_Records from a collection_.

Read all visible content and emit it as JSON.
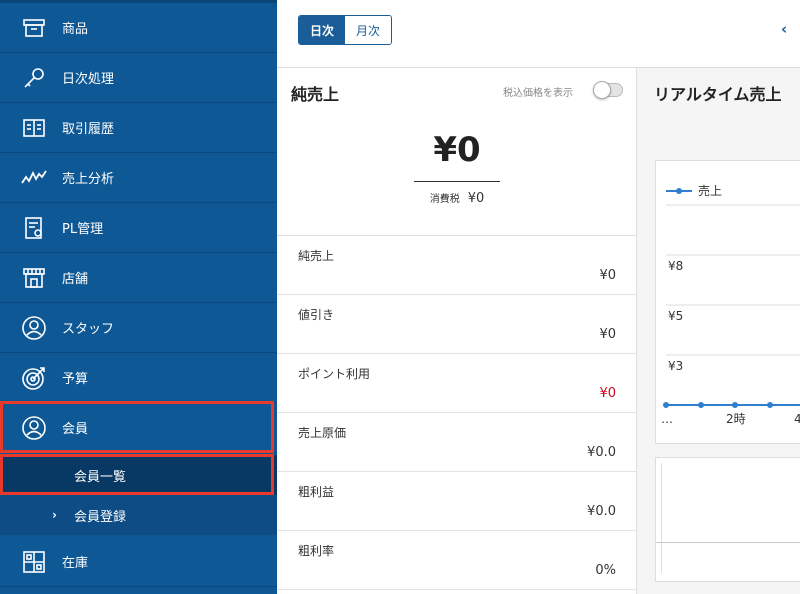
{
  "sidebar": {
    "items": [
      {
        "label": "商品",
        "icon": "box-icon"
      },
      {
        "label": "日次処理",
        "icon": "key-icon"
      },
      {
        "label": "取引履歴",
        "icon": "book-icon"
      },
      {
        "label": "売上分析",
        "icon": "trend-icon"
      },
      {
        "label": "PL管理",
        "icon": "report-icon"
      },
      {
        "label": "店舗",
        "icon": "store-icon"
      },
      {
        "label": "スタッフ",
        "icon": "staff-icon"
      },
      {
        "label": "予算",
        "icon": "target-icon"
      },
      {
        "label": "会員",
        "icon": "member-icon"
      },
      {
        "label": "在庫",
        "icon": "inventory-icon"
      }
    ],
    "sub_items": [
      {
        "label": "会員一覧"
      },
      {
        "label": "会員登録",
        "chevron": "›"
      }
    ]
  },
  "topbar": {
    "period_daily": "日次",
    "period_monthly": "月次",
    "back_chevron": "‹"
  },
  "sales": {
    "title": "純売上",
    "tax_toggle_label": "税込価格を表示",
    "total": "¥0",
    "tax_label": "消費税",
    "tax_value": "¥0",
    "rows": [
      {
        "label": "純売上",
        "value": "¥0"
      },
      {
        "label": "値引き",
        "value": "¥0"
      },
      {
        "label": "ポイント利用",
        "value": "¥0"
      },
      {
        "label": "売上原価",
        "value": "¥0.0"
      },
      {
        "label": "粗利益",
        "value": "¥0.0"
      },
      {
        "label": "粗利率",
        "value": "0%"
      }
    ]
  },
  "realtime": {
    "title": "リアルタイム売上",
    "legend": "売上",
    "y_ticks": [
      "¥8",
      "¥5",
      "¥3"
    ],
    "x_ticks": [
      "…",
      "2時",
      "4"
    ],
    "series_color": "#2f7fd1"
  },
  "colors": {
    "sidebar": "#0f5896",
    "accent": "#1a5d98",
    "highlight": "#e8392d",
    "negative": "#d0021b"
  }
}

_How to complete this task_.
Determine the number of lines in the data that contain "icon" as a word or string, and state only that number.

_Completed exercise_.
10